Shortly after midnight Pacific Time, Epic Games and Google filed with the United States District Court of the Northern District of California their joint case management statement in preparation of next Thursday's case management conference in San Francisco (this post continues below the document):
It would be an exaggeration to say that Google is stalling, but Epic is naturally more interested in getting its day(s) in court at the earliest opportunity. Even Epic realistically knows that its antitrust litigation against Google is going to take longer than its case against Apple the same district. Epic Games v. Apple was deemed related to a couple of other cases, especially the old Pepper case, pending before Judge Yvonne Gonzalez Rogers on the other side of the Bay Bridge. In the Pepper case, the Supreme Court had to resolve the question of antitrust standing before the case could even go to trial. Now Judge Gonzalez Rogers seeks to try and adjudicate those cases swiftly. But Judge James Donato over in San Francisco is still basically just getting started with this.
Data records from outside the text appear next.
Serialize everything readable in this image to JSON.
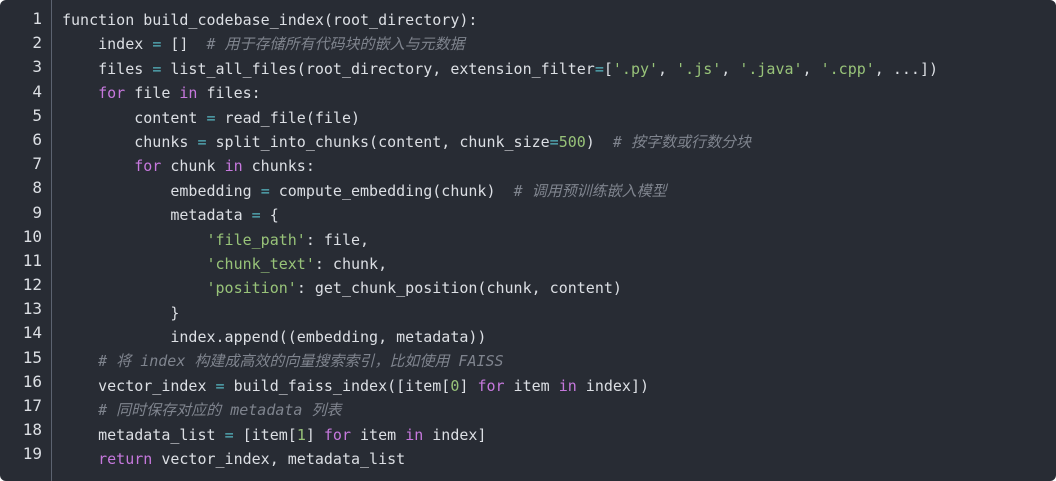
{
  "code": {
    "lines": [
      {
        "number": "1",
        "tokens": [
          {
            "t": "function build_codebase_index(root_directory):",
            "k": "plain"
          }
        ]
      },
      {
        "number": "2",
        "tokens": [
          {
            "t": "    index ",
            "k": "plain"
          },
          {
            "t": "=",
            "k": "op"
          },
          {
            "t": " []  ",
            "k": "plain"
          },
          {
            "t": "# 用于存储所有代码块的嵌入与元数据",
            "k": "comment"
          }
        ]
      },
      {
        "number": "3",
        "tokens": [
          {
            "t": "    files ",
            "k": "plain"
          },
          {
            "t": "=",
            "k": "op"
          },
          {
            "t": " list_all_files(root_directory, extension_filter",
            "k": "plain"
          },
          {
            "t": "=",
            "k": "op"
          },
          {
            "t": "[",
            "k": "plain"
          },
          {
            "t": "'.py'",
            "k": "string"
          },
          {
            "t": ", ",
            "k": "plain"
          },
          {
            "t": "'.js'",
            "k": "string"
          },
          {
            "t": ", ",
            "k": "plain"
          },
          {
            "t": "'.java'",
            "k": "string"
          },
          {
            "t": ", ",
            "k": "plain"
          },
          {
            "t": "'.cpp'",
            "k": "string"
          },
          {
            "t": ", ...])",
            "k": "plain"
          }
        ]
      },
      {
        "number": "4",
        "tokens": [
          {
            "t": "    ",
            "k": "plain"
          },
          {
            "t": "for",
            "k": "keyword"
          },
          {
            "t": " file ",
            "k": "plain"
          },
          {
            "t": "in",
            "k": "keyword"
          },
          {
            "t": " files:",
            "k": "plain"
          }
        ]
      },
      {
        "number": "5",
        "tokens": [
          {
            "t": "        content ",
            "k": "plain"
          },
          {
            "t": "=",
            "k": "op"
          },
          {
            "t": " read_file(file)",
            "k": "plain"
          }
        ]
      },
      {
        "number": "6",
        "tokens": [
          {
            "t": "        chunks ",
            "k": "plain"
          },
          {
            "t": "=",
            "k": "op"
          },
          {
            "t": " split_into_chunks(content, chunk_size",
            "k": "plain"
          },
          {
            "t": "=",
            "k": "op"
          },
          {
            "t": "500",
            "k": "number"
          },
          {
            "t": ")  ",
            "k": "plain"
          },
          {
            "t": "# 按字数或行数分块",
            "k": "comment"
          }
        ]
      },
      {
        "number": "7",
        "tokens": [
          {
            "t": "        ",
            "k": "plain"
          },
          {
            "t": "for",
            "k": "keyword"
          },
          {
            "t": " chunk ",
            "k": "plain"
          },
          {
            "t": "in",
            "k": "keyword"
          },
          {
            "t": " chunks:",
            "k": "plain"
          }
        ]
      },
      {
        "number": "8",
        "tokens": [
          {
            "t": "            embedding ",
            "k": "plain"
          },
          {
            "t": "=",
            "k": "op"
          },
          {
            "t": " compute_embedding(chunk)  ",
            "k": "plain"
          },
          {
            "t": "# 调用预训练嵌入模型",
            "k": "comment"
          }
        ]
      },
      {
        "number": "9",
        "tokens": [
          {
            "t": "            metadata ",
            "k": "plain"
          },
          {
            "t": "=",
            "k": "op"
          },
          {
            "t": " {",
            "k": "plain"
          }
        ]
      },
      {
        "number": "10",
        "tokens": [
          {
            "t": "                ",
            "k": "plain"
          },
          {
            "t": "'file_path'",
            "k": "string"
          },
          {
            "t": ": file,",
            "k": "plain"
          }
        ]
      },
      {
        "number": "11",
        "tokens": [
          {
            "t": "                ",
            "k": "plain"
          },
          {
            "t": "'chunk_text'",
            "k": "string"
          },
          {
            "t": ": chunk,",
            "k": "plain"
          }
        ]
      },
      {
        "number": "12",
        "tokens": [
          {
            "t": "                ",
            "k": "plain"
          },
          {
            "t": "'position'",
            "k": "string"
          },
          {
            "t": ": get_chunk_position(chunk, content)",
            "k": "plain"
          }
        ]
      },
      {
        "number": "13",
        "tokens": [
          {
            "t": "            }",
            "k": "plain"
          }
        ]
      },
      {
        "number": "14",
        "tokens": [
          {
            "t": "            index.append((embedding, metadata))",
            "k": "plain"
          }
        ]
      },
      {
        "number": "15",
        "tokens": [
          {
            "t": "    ",
            "k": "plain"
          },
          {
            "t": "# 将 index 构建成高效的向量搜索索引，比如使用 FAISS",
            "k": "comment"
          }
        ]
      },
      {
        "number": "16",
        "tokens": [
          {
            "t": "    vector_index ",
            "k": "plain"
          },
          {
            "t": "=",
            "k": "op"
          },
          {
            "t": " build_faiss_index([item[",
            "k": "plain"
          },
          {
            "t": "0",
            "k": "number"
          },
          {
            "t": "] ",
            "k": "plain"
          },
          {
            "t": "for",
            "k": "keyword"
          },
          {
            "t": " item ",
            "k": "plain"
          },
          {
            "t": "in",
            "k": "keyword"
          },
          {
            "t": " index])",
            "k": "plain"
          }
        ]
      },
      {
        "number": "17",
        "tokens": [
          {
            "t": "    ",
            "k": "plain"
          },
          {
            "t": "# 同时保存对应的 metadata 列表",
            "k": "comment"
          }
        ]
      },
      {
        "number": "18",
        "tokens": [
          {
            "t": "    metadata_list ",
            "k": "plain"
          },
          {
            "t": "=",
            "k": "op"
          },
          {
            "t": " [item[",
            "k": "plain"
          },
          {
            "t": "1",
            "k": "number"
          },
          {
            "t": "] ",
            "k": "plain"
          },
          {
            "t": "for",
            "k": "keyword"
          },
          {
            "t": " item ",
            "k": "plain"
          },
          {
            "t": "in",
            "k": "keyword"
          },
          {
            "t": " index]",
            "k": "plain"
          }
        ]
      },
      {
        "number": "19",
        "tokens": [
          {
            "t": "    ",
            "k": "plain"
          },
          {
            "t": "return",
            "k": "keyword"
          },
          {
            "t": " vector_index, metadata_list",
            "k": "plain"
          }
        ]
      }
    ]
  },
  "colors": {
    "background": "#282c34",
    "text": "#dcdfe4",
    "keyword": "#c678dd",
    "string": "#98c379",
    "comment": "#7f848e",
    "operator": "#56b6c2"
  }
}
Google will bring a motion to dismiss, which would be the earliest procedural stage at which the court could reject Epic's complaint. Epic asks the court to separate the motion-to-dimiss processes in Epic's case from the class actions. I believe we're going to see that pattern over and over: Epic, which has vast resources compared to class action law firms and has enlisted some of the best antitrust lawyers of the United States, is the anti-Apple and anti-Google plaintiff now, and doesn't want any delays, distractions, or dumbing-down to result from mixing its case too much with the cases that are just about money (particularly for those class action lawyers).
What Epic also asks the court to do is to let discovery start even while Google's motion to dismiss will be pending. Google, however, would like the court to adjudicate its motion to dismiss first. Epic argues that discovery should be stayed in that situation only if, as the same district court held in another case (In re Valence Tec. Sec. Litig.) in 1994, a defendant makes a strong showing of a presently deficient complaint and, therefore, is likely to succeed on a motion to dismiss. Epic doesn't see that here, as its complaint "extensively details Google's anti-competitive behavior."
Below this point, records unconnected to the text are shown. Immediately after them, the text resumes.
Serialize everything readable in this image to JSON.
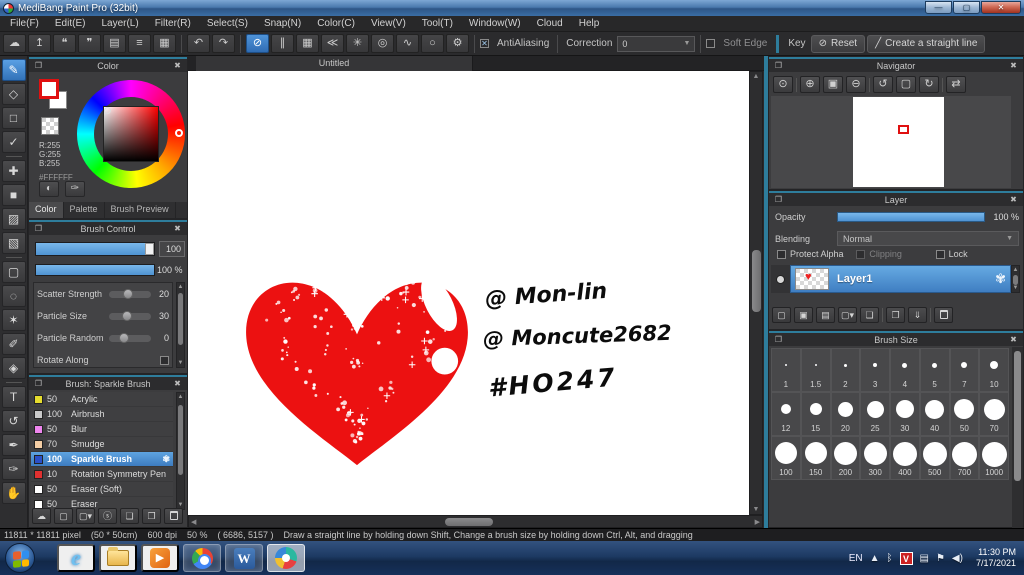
{
  "window": {
    "title": "MediBang Paint Pro (32bit)",
    "minimize": "—",
    "maximize": "▢",
    "close": "✕"
  },
  "menu": [
    "File(F)",
    "Edit(E)",
    "Layer(L)",
    "Filter(R)",
    "Select(S)",
    "Snap(N)",
    "Color(C)",
    "View(V)",
    "Tool(T)",
    "Window(W)",
    "Cloud",
    "Help"
  ],
  "toolbar": {
    "file_icons": [
      {
        "name": "cloud-icon",
        "glyph": "☁"
      },
      {
        "name": "publish-icon",
        "glyph": "↥"
      },
      {
        "name": "comment-icon",
        "glyph": "❝"
      },
      {
        "name": "chat-icon",
        "glyph": "❞"
      },
      {
        "name": "document-icon",
        "glyph": "▤"
      },
      {
        "name": "list-icon",
        "glyph": "≡"
      },
      {
        "name": "grid-icon",
        "glyph": "▦"
      }
    ],
    "history_icons": [
      {
        "name": "undo-icon",
        "glyph": "↶"
      },
      {
        "name": "redo-icon",
        "glyph": "↷"
      }
    ],
    "snap_icons": [
      {
        "name": "snap-off-icon",
        "glyph": "⊘",
        "active": true
      },
      {
        "name": "snap-parallel-icon",
        "glyph": "∥"
      },
      {
        "name": "snap-grid-icon",
        "glyph": "▦"
      },
      {
        "name": "snap-vanishing-point-icon",
        "glyph": "≪"
      },
      {
        "name": "snap-radial-icon",
        "glyph": "✳"
      },
      {
        "name": "snap-concentric-icon",
        "glyph": "◎"
      },
      {
        "name": "snap-curve-icon",
        "glyph": "∿"
      },
      {
        "name": "snap-ellipse-icon",
        "glyph": "○"
      },
      {
        "name": "snap-settings-icon",
        "glyph": "⚙"
      }
    ],
    "antialiasing_label": "AntiAliasing",
    "correction_label": "Correction",
    "correction_value": "0",
    "soft_edge_label": "Soft Edge",
    "key_label": "Key",
    "reset_label": "Reset",
    "straight_line_label": "Create a straight line"
  },
  "tools": [
    {
      "name": "brush-tool",
      "glyph": "✎",
      "active": true
    },
    {
      "name": "eraser-tool",
      "glyph": "◇"
    },
    {
      "name": "shape-brush-tool",
      "glyph": "□"
    },
    {
      "name": "line-tool",
      "glyph": "✓"
    },
    {
      "name": "divider",
      "divider": true
    },
    {
      "name": "move-tool",
      "glyph": "✚"
    },
    {
      "name": "fill-rect-tool",
      "glyph": "■"
    },
    {
      "name": "bucket-tool",
      "glyph": "▨"
    },
    {
      "name": "gradient-tool",
      "glyph": "▧"
    },
    {
      "name": "divider",
      "divider": true
    },
    {
      "name": "select-rect-tool",
      "glyph": "▢"
    },
    {
      "name": "lasso-tool",
      "glyph": "◌"
    },
    {
      "name": "magic-wand-tool",
      "glyph": "✶"
    },
    {
      "name": "select-pen-tool",
      "glyph": "✐"
    },
    {
      "name": "select-eraser-tool",
      "glyph": "◈"
    },
    {
      "name": "divider",
      "divider": true
    },
    {
      "name": "text-tool",
      "glyph": "T"
    },
    {
      "name": "transform-tool",
      "glyph": "↺"
    },
    {
      "name": "pen-tool",
      "glyph": "✒"
    },
    {
      "name": "eyedropper-tool",
      "glyph": "✑"
    },
    {
      "name": "hand-tool",
      "glyph": "✋"
    }
  ],
  "color_panel": {
    "title": "Color",
    "r": "R:255",
    "g": "G:255",
    "b": "B:255",
    "hex": "#FFFFFF",
    "palette_button": "◐",
    "picker_button": "✑",
    "tabs": [
      "Color",
      "Palette",
      "Brush Preview"
    ],
    "active_tab": "Color"
  },
  "brush_control": {
    "title": "Brush Control",
    "size_value": "100",
    "opacity_value": "100 %",
    "params": [
      {
        "label": "Scatter Strength",
        "value": "20",
        "fill": 34
      },
      {
        "label": "Particle Size",
        "value": "30",
        "fill": 30
      },
      {
        "label": "Particle Random",
        "value": "0",
        "fill": 24
      },
      {
        "label": "Rotate Along",
        "value": "",
        "fill": -1
      }
    ]
  },
  "brush_panel": {
    "title": "Brush: Sparkle Brush",
    "brushes": [
      {
        "size": "50",
        "name": "Acrylic",
        "color": "#e6dd2e"
      },
      {
        "size": "100",
        "name": "Airbrush",
        "color": "#c9c9c9"
      },
      {
        "size": "50",
        "name": "Blur",
        "color": "#ee86ee"
      },
      {
        "size": "70",
        "name": "Smudge",
        "color": "#f3cda4"
      },
      {
        "size": "100",
        "name": "Sparkle Brush",
        "color": "#2b50c8",
        "selected": true
      },
      {
        "size": "10",
        "name": "Rotation Symmetry Pen",
        "color": "#e03030"
      },
      {
        "size": "50",
        "name": "Eraser (Soft)",
        "color": "#ffffff"
      },
      {
        "size": "50",
        "name": "Eraser",
        "color": "#ffffff"
      }
    ],
    "buttons": [
      {
        "name": "upload-brush-icon",
        "glyph": "☁"
      },
      {
        "name": "new-brush-icon",
        "glyph": "▢"
      },
      {
        "name": "new-brush-menu-icon",
        "glyph": "▢▾"
      },
      {
        "name": "script-brush-icon",
        "glyph": "ⓢ"
      },
      {
        "name": "brush-folder-icon",
        "glyph": "❏"
      },
      {
        "name": "duplicate-brush-icon",
        "glyph": "❐"
      },
      {
        "name": "delete-brush-icon",
        "glyph": "",
        "trash": true
      }
    ]
  },
  "canvas": {
    "tab": "Untitled",
    "annotations": [
      "@ Mon-lin",
      "@ Moncute2682",
      "#HO247"
    ],
    "heart_color": "#ec1111"
  },
  "navigator": {
    "title": "Navigator",
    "icons": [
      {
        "name": "zoom-actual-icon",
        "glyph": "⊙"
      },
      {
        "name": "divider",
        "divider": true
      },
      {
        "name": "zoom-in-icon",
        "glyph": "⊕"
      },
      {
        "name": "fit-screen-icon",
        "glyph": "▣"
      },
      {
        "name": "zoom-out-icon",
        "glyph": "⊖"
      },
      {
        "name": "divider",
        "divider": true
      },
      {
        "name": "rotate-left-icon",
        "glyph": "↺"
      },
      {
        "name": "reset-rotation-icon",
        "glyph": "▢"
      },
      {
        "name": "rotate-right-icon",
        "glyph": "↻"
      },
      {
        "name": "divider",
        "divider": true
      },
      {
        "name": "flip-canvas-icon",
        "glyph": "⇄"
      }
    ]
  },
  "layer_panel": {
    "title": "Layer",
    "opacity_label": "Opacity",
    "opacity_value": "100 %",
    "blending_label": "Blending",
    "blending_value": "Normal",
    "checkboxes": [
      {
        "label": "Protect Alpha",
        "dim": false
      },
      {
        "label": "Clipping",
        "dim": true
      },
      {
        "label": "Lock",
        "dim": false
      }
    ],
    "layer_name": "Layer1",
    "buttons": [
      {
        "name": "new-layer-icon",
        "glyph": "▢"
      },
      {
        "name": "new-halftone-layer-icon",
        "glyph": "▣"
      },
      {
        "name": "new-1bit-layer-icon",
        "glyph": "▤"
      },
      {
        "name": "add-layer-menu-icon",
        "glyph": "▢▾"
      },
      {
        "name": "layer-folder-icon",
        "glyph": "❏"
      },
      {
        "name": "divider",
        "divider": true
      },
      {
        "name": "duplicate-layer-icon",
        "glyph": "❐"
      },
      {
        "name": "merge-layer-icon",
        "glyph": "⇓"
      },
      {
        "name": "divider",
        "divider": true
      },
      {
        "name": "delete-layer-icon",
        "glyph": "",
        "trash": true
      }
    ]
  },
  "brush_size_panel": {
    "title": "Brush Size",
    "cells": [
      {
        "label": "1",
        "dot": 2
      },
      {
        "label": "1.5",
        "dot": 2
      },
      {
        "label": "2",
        "dot": 3
      },
      {
        "label": "3",
        "dot": 4
      },
      {
        "label": "4",
        "dot": 5
      },
      {
        "label": "5",
        "dot": 5
      },
      {
        "label": "7",
        "dot": 6
      },
      {
        "label": "10",
        "dot": 8
      },
      {
        "label": "12",
        "dot": 10
      },
      {
        "label": "15",
        "dot": 12
      },
      {
        "label": "20",
        "dot": 15
      },
      {
        "label": "25",
        "dot": 17
      },
      {
        "label": "30",
        "dot": 18
      },
      {
        "label": "40",
        "dot": 19
      },
      {
        "label": "50",
        "dot": 20
      },
      {
        "label": "70",
        "dot": 21
      },
      {
        "label": "100",
        "dot": 22
      },
      {
        "label": "150",
        "dot": 22
      },
      {
        "label": "200",
        "dot": 23
      },
      {
        "label": "300",
        "dot": 23
      },
      {
        "label": "400",
        "dot": 24
      },
      {
        "label": "500",
        "dot": 24
      },
      {
        "label": "700",
        "dot": 25
      },
      {
        "label": "1000",
        "dot": 25
      }
    ]
  },
  "status_bar": {
    "dimensions": "11811 * 11811 pixel",
    "size_cm": "(50 * 50cm)",
    "dpi": "600 dpi",
    "zoom": "50 %",
    "coordinates": "( 6686, 5157 )",
    "hint": "Draw a straight line by holding down Shift, Change a brush size by holding down Ctrl, Alt, and dragging"
  },
  "taskbar": {
    "apps": [
      {
        "name": "internet-explorer",
        "icon": "ie",
        "glyph": "e",
        "state": ""
      },
      {
        "name": "windows-explorer",
        "icon": "folder",
        "glyph": "",
        "state": ""
      },
      {
        "name": "media-player",
        "icon": "wmp",
        "glyph": "▶",
        "state": ""
      },
      {
        "name": "chrome",
        "icon": "chrome",
        "glyph": "",
        "state": "active"
      },
      {
        "name": "word",
        "icon": "word",
        "glyph": "W",
        "state": "active"
      },
      {
        "name": "medibang",
        "icon": "medibang",
        "glyph": "",
        "state": "focused"
      }
    ],
    "tray": {
      "language": "EN",
      "icons": [
        {
          "name": "show-hidden-icon",
          "glyph": "▲"
        },
        {
          "name": "bluetooth-icon",
          "glyph": "ᛒ"
        },
        {
          "name": "antivirus-icon",
          "glyph": "V",
          "vbox": true
        },
        {
          "name": "clipboard-icon",
          "glyph": "▤"
        },
        {
          "name": "action-center-icon",
          "glyph": "⚑"
        },
        {
          "name": "volume-icon",
          "glyph": "◀)"
        }
      ],
      "time": "11:30 PM",
      "date": "7/17/2021"
    }
  },
  "colors": {
    "accent_blue": "#4f93d2",
    "selection_blue": "#4a8fd4",
    "heart_red": "#ec1111",
    "panel_header_line": "#2e7d9c"
  }
}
Without taking a position here and now on whether or not Google's conduct truly is "anti-competitive," I do agree with Epic that its complaint doesn't appear deficient. It's hard to imagine the complaint would be thrown out, and even a dismissal without prejudice (allowing Epic to further improve it) doesn't appear likely at this stage.
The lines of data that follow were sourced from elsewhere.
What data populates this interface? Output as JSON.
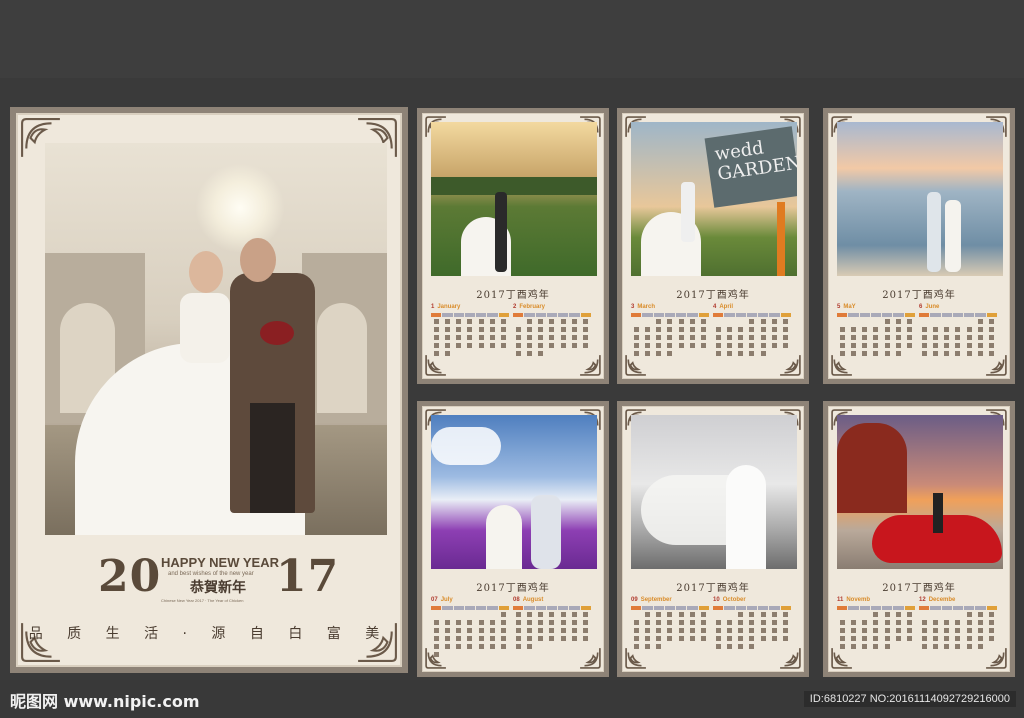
{
  "cover": {
    "year_left": "20",
    "year_right": "17",
    "greeting_en": "HAPPY NEW YEAR",
    "greeting_sub": "and best wishes of the new year",
    "greeting_cn": "恭賀新年",
    "small_caption": "Chinese New Year 2017  ·  The Year of Chicken",
    "tagline": "品 质 生 活 · 源 自 白 富 美"
  },
  "pages": [
    {
      "title": "2017丁酉鸡年",
      "months": [
        {
          "num": "1",
          "name": "January"
        },
        {
          "num": "2",
          "name": "February"
        }
      ]
    },
    {
      "title": "2017丁酉鸡年",
      "months": [
        {
          "num": "3",
          "name": "March"
        },
        {
          "num": "4",
          "name": "April"
        }
      ]
    },
    {
      "title": "2017丁酉鸡年",
      "months": [
        {
          "num": "5",
          "name": "MaY"
        },
        {
          "num": "6",
          "name": "June"
        }
      ]
    },
    {
      "title": "2017丁酉鸡年",
      "months": [
        {
          "num": "07",
          "name": "July"
        },
        {
          "num": "08",
          "name": "August"
        }
      ]
    },
    {
      "title": "2017丁酉鸡年",
      "months": [
        {
          "num": "09",
          "name": "September"
        },
        {
          "num": "10",
          "name": "October"
        }
      ]
    },
    {
      "title": "2017丁酉鸡年",
      "months": [
        {
          "num": "11",
          "name": "Novemb"
        },
        {
          "num": "12",
          "name": "Decembe"
        }
      ]
    }
  ],
  "sign_text": "wedd\nGARDEN 20",
  "watermark": {
    "left": "昵图网 www.nipic.com",
    "right": "ID:6810227 NO:20161114092729216000"
  },
  "colors": {
    "frame": "#8e8377",
    "paper": "#efe8dc",
    "ink": "#4a3c30",
    "background": "#3a3a3a"
  }
}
Epic's proposed schedule envisions the trial to start on February 28, 2022. Google has not put forward an alternative schedule and merely complains that Epic's lawyers made this proposal without making enough of an effort to discuss the overall schedule with Google.
Epic wants this case to go to trial relatively soon and claims to be suffering irreparable harm because of Google having thrown Fortnite out of the Google Play Store. But just like Apple, Google views this as a self-inflicted wound:
"Google also has not retaliated against Epic, any harm Epic has suffered is not irreparable and is of its own making."
So far, Epic has neither brought nor announced a motion for a preliminary injunction against Google. By contrast, Epic sought and obtained--though just over Unreal Engine and not Fortnite--a temporary restraining order against Apple, and a decision on its motion for a preliminary injunction can come down anytime now (the PI hearing was held on Monday and didn't go too well for Epic).
Even Epic's own proposed schedule--which is probably too ambitious for the court to adopt--would mean that the Google trial will take place about seven months after the Apple trial. If Epic believes it's suffering irreparable harm during all of that time, it would appear logical for Epic to bring a PI motion against Google as well.
There are, however, two differences:
While Epic argues that access to the Google Play Store is key, it can't make the "essential facility" kind of argument it made against Apple, as Google allows sideloading, and there are alternative Android app stores such as the ones operated by Samsung (in the filing, Google notes that "the Samsung Galaxy Store [...] comes preloaded on the most widely used Android devices"), Huawei, and Amazon.
Epic's analysis may very well have shown that it's going to be even harder to persuade the court of the merits of its case against Google. As for the differences between the legal theories and fact patterns in the two cases, let me refer you to an earlier post (my most popular post on the "AppRising" so far).
Share with other professionals via LinkedIn: